New York City to Experience 9-foot Floods 17 Times More Frequent Over the Next Century
A new study reveals that New York City will be submerged in a 9-foot flood, or the same intensity of flooding brought by Superstorm Sandy in 2012, at least three to 17 times more frequently over the next century.
The study, published in the journal Proceedings of the National Academy of Sciences, suggests that the acceleration of sea-level rise due to global warming is one of the primary reasons for the more frequent occurrence of extreme flooding in New York City.
"The grand answer is that things are going to get worse by 2100," said Benjamin Horton, a professor of Marine and Coastal Sciences in the School of Environmental and Biological Sciences at Rutgers University and one of the authors of the study, in a press release. "If nothing changes with hurricanes, sea-level rise alone will increase the frequency of Sandy-like events by 2100."
For the study, the researchers analyzed historical data consisting of geological records from the same area going back to 1856. Additionally, they also looked into model projections consisting of future sea-levels, storm intensity as well as historical sea levels and storm surges.
The researchers found out that extreme flooding may have occurred once every 400 years on average under the sea-level rise conditions of 2000. However, human-induced climate change has accelerated the sea-level rise in the 21st century, making extreme flooding to be four times more probable.
Taking into consideration the possibility that the size, intensity and tracks of hurricane may change overtime, the researchers combined historical climate data and modeling of future climate conditions and storm surges. They found that possible changes in the size, intensity and tracks of hurricanes could reduce the probability of extreme flooding to three times. However, New York City will likely to suffer extreme Sandy-like flooding 17 times more frequent if this is the case.

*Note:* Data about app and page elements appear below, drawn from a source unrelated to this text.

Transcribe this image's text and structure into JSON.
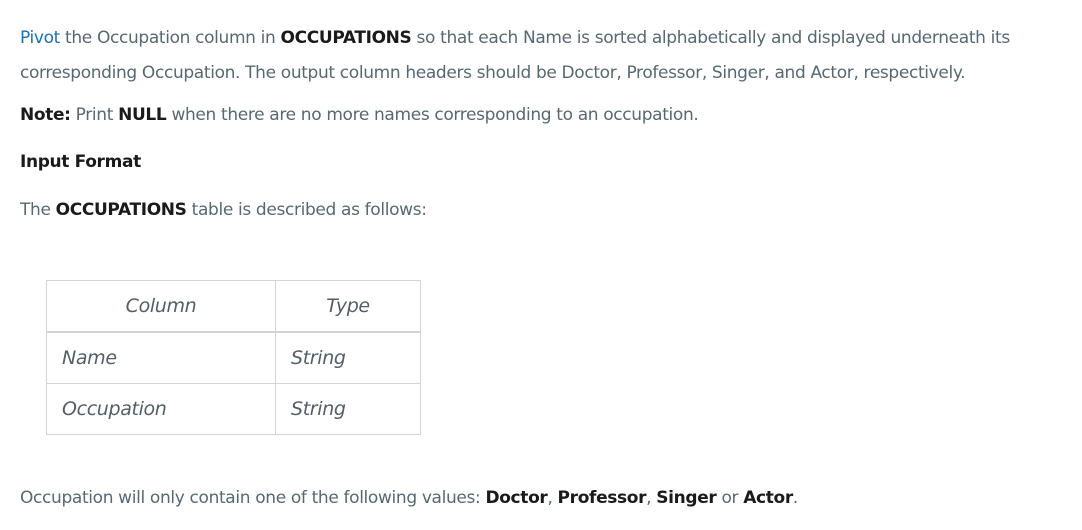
{
  "paragraph1": {
    "link": "Pivot",
    "part1": " the Occupation column in ",
    "bold1": "OCCUPATIONS",
    "part2": " so that each Name is sorted alphabetically and displayed underneath its",
    "line2": "corresponding Occupation. The output column headers should be Doctor, Professor, Singer, and Actor, respectively."
  },
  "note": {
    "label": "Note:",
    "part1": " Print ",
    "bold": "NULL",
    "part2": " when there are no more names corresponding to an occupation."
  },
  "input_format": {
    "heading": "Input Format",
    "part1": "The ",
    "bold": "OCCUPATIONS",
    "part2": " table is described as follows:"
  },
  "schema_table": {
    "headers": [
      "Column",
      "Type"
    ],
    "rows": [
      [
        "Name",
        "String"
      ],
      [
        "Occupation",
        "String"
      ]
    ]
  },
  "footer": {
    "part1": "Occupation will only contain one of the following values: ",
    "v1": "Doctor",
    "sep1": ", ",
    "v2": "Professor",
    "sep2": ", ",
    "v3": "Singer",
    "sep3": " or ",
    "v4": "Actor",
    "end": "."
  }
}
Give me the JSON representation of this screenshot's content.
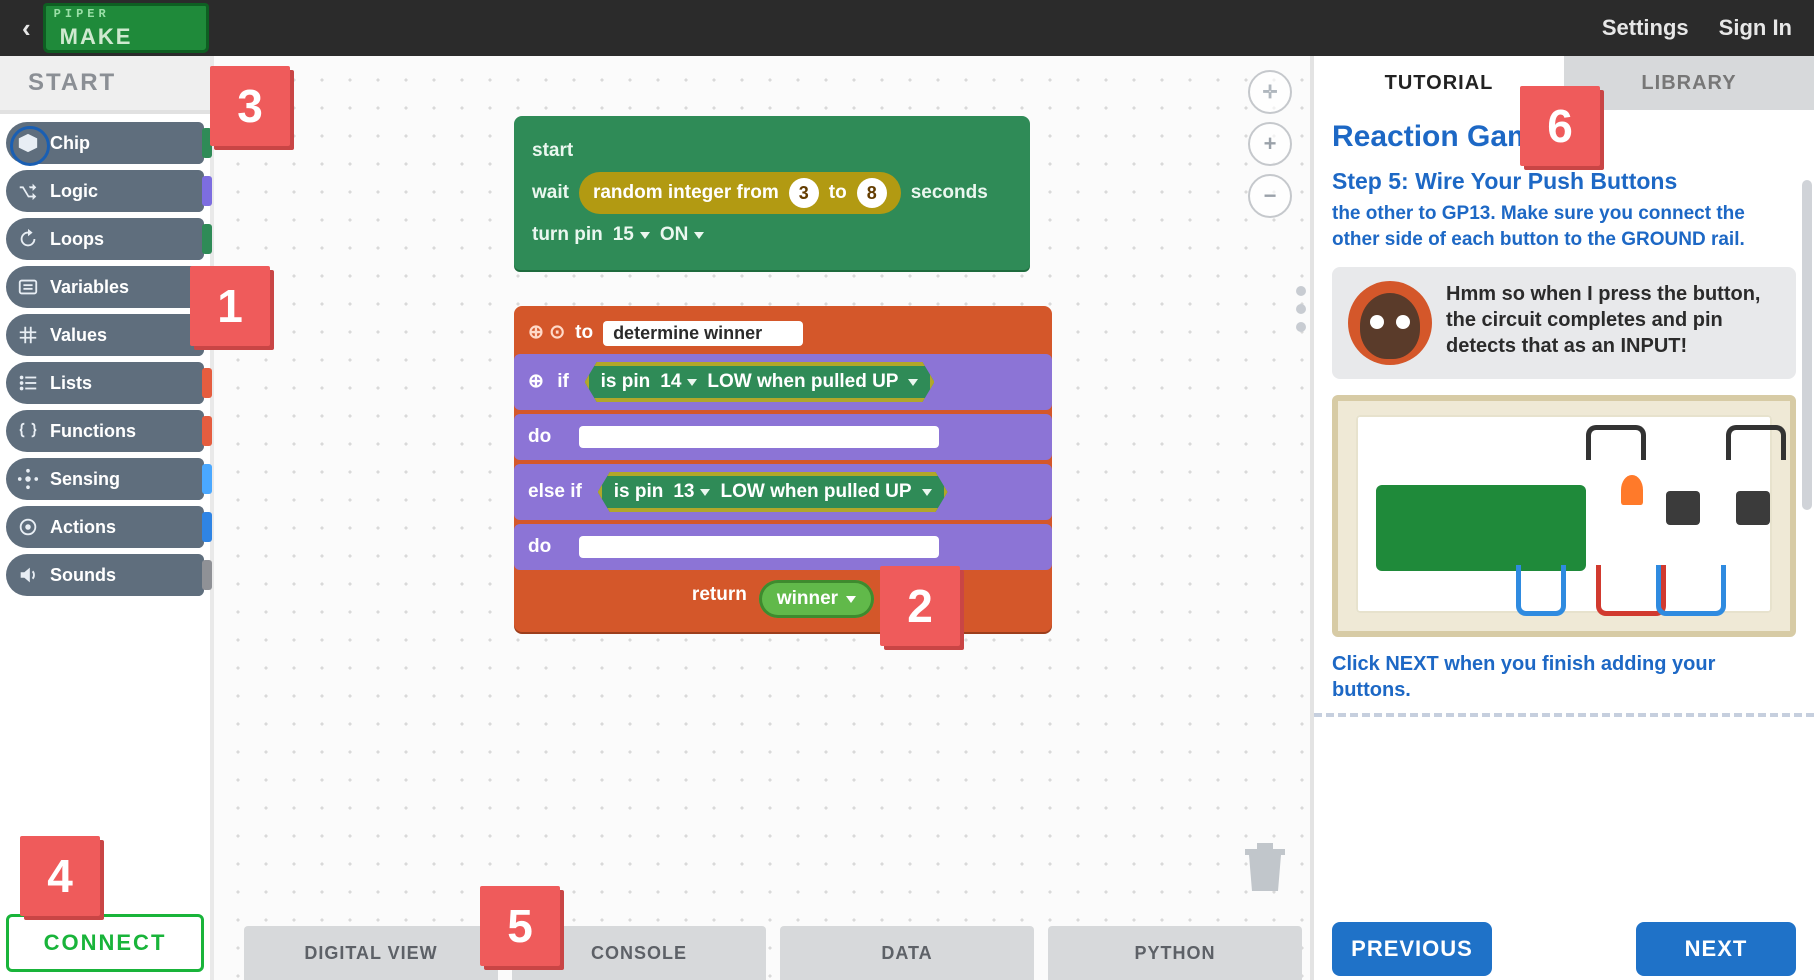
{
  "header": {
    "logo_top": "PIPER",
    "logo_bottom": "MAKE",
    "settings": "Settings",
    "signin": "Sign In"
  },
  "sidebar": {
    "start_label": "START",
    "items": [
      {
        "label": "Chip",
        "swatch": "green",
        "active": true
      },
      {
        "label": "Logic",
        "swatch": "purple"
      },
      {
        "label": "Loops",
        "swatch": "green"
      },
      {
        "label": "Variables",
        "swatch": "olive"
      },
      {
        "label": "Values",
        "swatch": "olive"
      },
      {
        "label": "Lists",
        "swatch": "red"
      },
      {
        "label": "Functions",
        "swatch": "red"
      },
      {
        "label": "Sensing",
        "swatch": "cyan"
      },
      {
        "label": "Actions",
        "swatch": "blue"
      },
      {
        "label": "Sounds",
        "swatch": "gray"
      }
    ],
    "connect_label": "CONNECT"
  },
  "workspace": {
    "stack1": {
      "l1": "start",
      "l2_left": "wait",
      "l2_chip_a": "random integer from",
      "l2_n1": "3",
      "l2_mid": "to",
      "l2_n2": "8",
      "l2_right": "seconds",
      "l3_a": "turn pin",
      "l3_pin": "15",
      "l3_on": "ON"
    },
    "func": {
      "to": "to",
      "name": "determine winner",
      "if": "if",
      "cond1_a": "is pin",
      "cond1_pin": "14",
      "cond1_b": "LOW when pulled UP",
      "do": "do",
      "elseif": "else if",
      "cond2_a": "is pin",
      "cond2_pin": "13",
      "cond2_b": "LOW when pulled UP",
      "return": "return",
      "retvar": "winner"
    },
    "tabs": [
      {
        "label": "DIGITAL VIEW"
      },
      {
        "label": "CONSOLE"
      },
      {
        "label": "DATA"
      },
      {
        "label": "PYTHON"
      }
    ]
  },
  "right": {
    "tab_tutorial": "TUTORIAL",
    "tab_library": "LIBRARY",
    "title": "Reaction Game",
    "step": "Step 5: Wire Your Push Buttons",
    "para_part1": "the other to ",
    "para_gp": "GP13",
    "para_part2": ". Make sure you connect the other side of each button to the ",
    "para_ground": "GROUND",
    "para_part3": " rail.",
    "speech": "Hmm so when I press the button, the circuit completes and pin detects that as an INPUT!",
    "instr_a": "Click ",
    "instr_b": "NEXT",
    "instr_c": " when you finish adding your buttons.",
    "prev": "PREVIOUS",
    "next": "NEXT"
  },
  "badges": {
    "b1": "1",
    "b2": "2",
    "b3": "3",
    "b4": "4",
    "b5": "5",
    "b6": "6"
  }
}
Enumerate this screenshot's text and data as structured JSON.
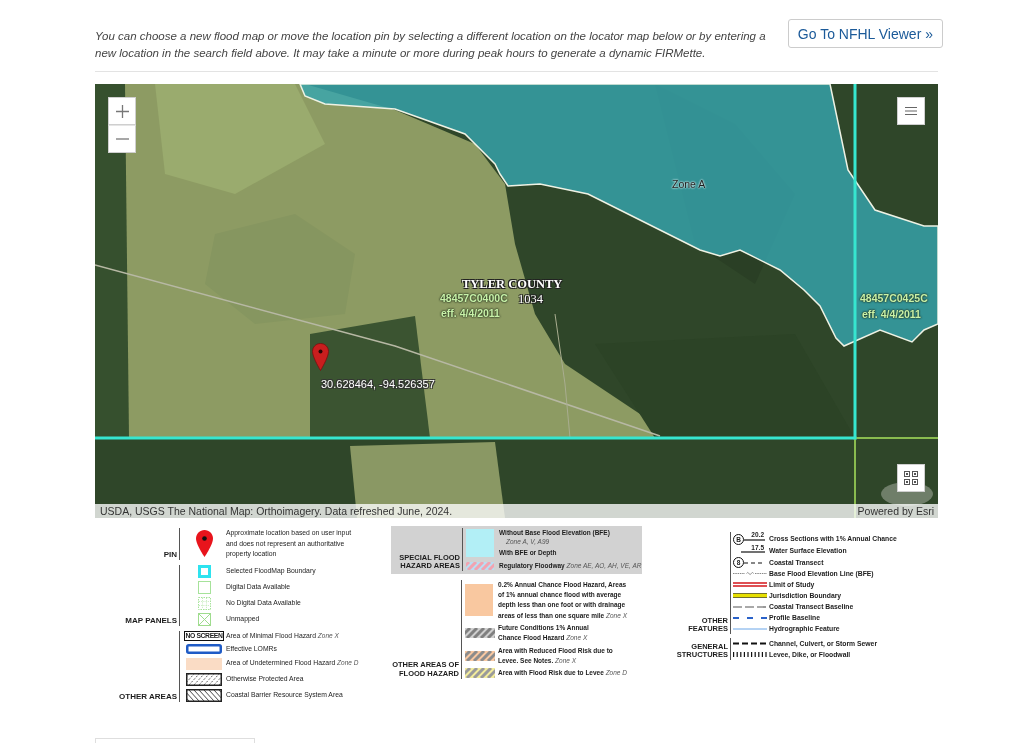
{
  "intro": {
    "text": "You can choose a new flood map or move the location pin by selecting a different location on the locator map below or by entering a new location in the search field above. It may take a minute or more during peak hours to generate a dynamic FIRMette.",
    "button": "Go To NFHL Viewer »"
  },
  "map": {
    "labels": [
      {
        "kind": "zone",
        "text": "Zone A"
      },
      {
        "kind": "county",
        "text": "TYLER COUNTY"
      },
      {
        "kind": "panel",
        "text": "48457C0400C"
      },
      {
        "kind": "community",
        "text": "1034"
      },
      {
        "kind": "date",
        "text": "eff. 4/4/2011"
      },
      {
        "kind": "panel",
        "text": "48457C0425C"
      },
      {
        "kind": "date",
        "text": "eff. 4/4/2011"
      }
    ],
    "pin": {
      "coordinates": "30.628464, -94.526357"
    },
    "attribution": "USDA, USGS The National Map: Orthoimagery. Data refreshed June, 2024.",
    "powered_by": "Powered by Esri"
  },
  "legend": {
    "columns": [
      {
        "groups": [
          {
            "title": "PIN",
            "shaded": false,
            "items": [
              {
                "kind": "pin",
                "text": "Approximate location based on user input and does not represent an authoritative property location"
              }
            ]
          },
          {
            "title": "MAP PANELS",
            "shaded": false,
            "items": [
              {
                "kind": "selected-boundary",
                "text": "Selected FloodMap Boundary"
              },
              {
                "kind": "digital",
                "text": "Digital Data Available"
              },
              {
                "kind": "no-digital",
                "text": "No Digital Data Available"
              },
              {
                "kind": "unmapped",
                "text": "Unmapped"
              }
            ]
          },
          {
            "title": "OTHER AREAS",
            "shaded": false,
            "items": [
              {
                "kind": "no-screen",
                "symbol_text": "NO SCREEN",
                "text": "Area of Minimal Flood Hazard",
                "zone": "Zone X"
              },
              {
                "kind": "lomr",
                "text": "Effective LOMRs"
              },
              {
                "kind": "undetermined",
                "text": "Area of Undetermined Flood Hazard",
                "zone": "Zone D"
              },
              {
                "kind": "protected",
                "text": "Otherwise Protected Area"
              },
              {
                "kind": "cbrs",
                "text": "Coastal Barrier Resource System Area"
              }
            ]
          }
        ]
      },
      {
        "groups": [
          {
            "title": "SPECIAL FLOOD HAZARD AREAS",
            "shaded": true,
            "items": [
              {
                "kind": "no-bfe",
                "text": "Without Base Flood Elevation (BFE)",
                "zone": "Zone A, V, A99"
              },
              {
                "kind": "with-bfe",
                "text": "With BFE or Depth"
              },
              {
                "kind": "floodway",
                "text": "Regulatory Floodway",
                "zone": "Zone AE, AO, AH, VE, AR"
              }
            ]
          },
          {
            "title": "OTHER AREAS OF FLOOD HAZARD",
            "shaded": false,
            "items": [
              {
                "kind": "x-shaded",
                "text": "0.2% Annual Chance Flood Hazard, Areas of 1% annual chance flood with average depth less than one foot or with drainage areas of less than one square mile",
                "zone": "Zone X"
              },
              {
                "kind": "future",
                "text": "Future Conditions 1% Annual Chance Flood Hazard",
                "zone": "Zone X"
              },
              {
                "kind": "reduced-levee",
                "text": "Area with Reduced Flood Risk due to Levee. See Notes.",
                "zone": "Zone X"
              },
              {
                "kind": "levee-risk",
                "text": "Area with Flood Risk due to Levee",
                "zone": "Zone D"
              }
            ]
          }
        ]
      },
      {
        "groups": [
          {
            "title": "OTHER FEATURES",
            "shaded": false,
            "items": [
              {
                "kind": "cross-section",
                "marker": "B",
                "value": "20.2",
                "text": "Cross Sections with 1% Annual Chance"
              },
              {
                "kind": "wse",
                "value": "17.5",
                "text": "Water Surface Elevation"
              },
              {
                "kind": "coastal-transect",
                "marker": "8",
                "text": "Coastal Transect"
              },
              {
                "kind": "bfe-line",
                "text": "Base Flood Elevation Line (BFE)"
              },
              {
                "kind": "limit-study",
                "text": "Limit of Study"
              },
              {
                "kind": "jurisdiction",
                "text": "Jurisdiction Boundary"
              },
              {
                "kind": "ct-baseline",
                "text": "Coastal Transect Baseline"
              },
              {
                "kind": "profile-baseline",
                "text": "Profile Baseline"
              },
              {
                "kind": "hydro",
                "text": "Hydrographic Feature"
              }
            ]
          },
          {
            "title": "GENERAL STRUCTURES",
            "shaded": false,
            "items": [
              {
                "kind": "channel",
                "text": "Channel, Culvert, or Storm Sewer"
              },
              {
                "kind": "levee",
                "text": "Levee, Dike, or Floodwall"
              }
            ]
          }
        ]
      }
    ]
  }
}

With their findings, the researchers noted that future predictions are complex and can be changed. However, the researcher claim that things are only to get worse by 2100.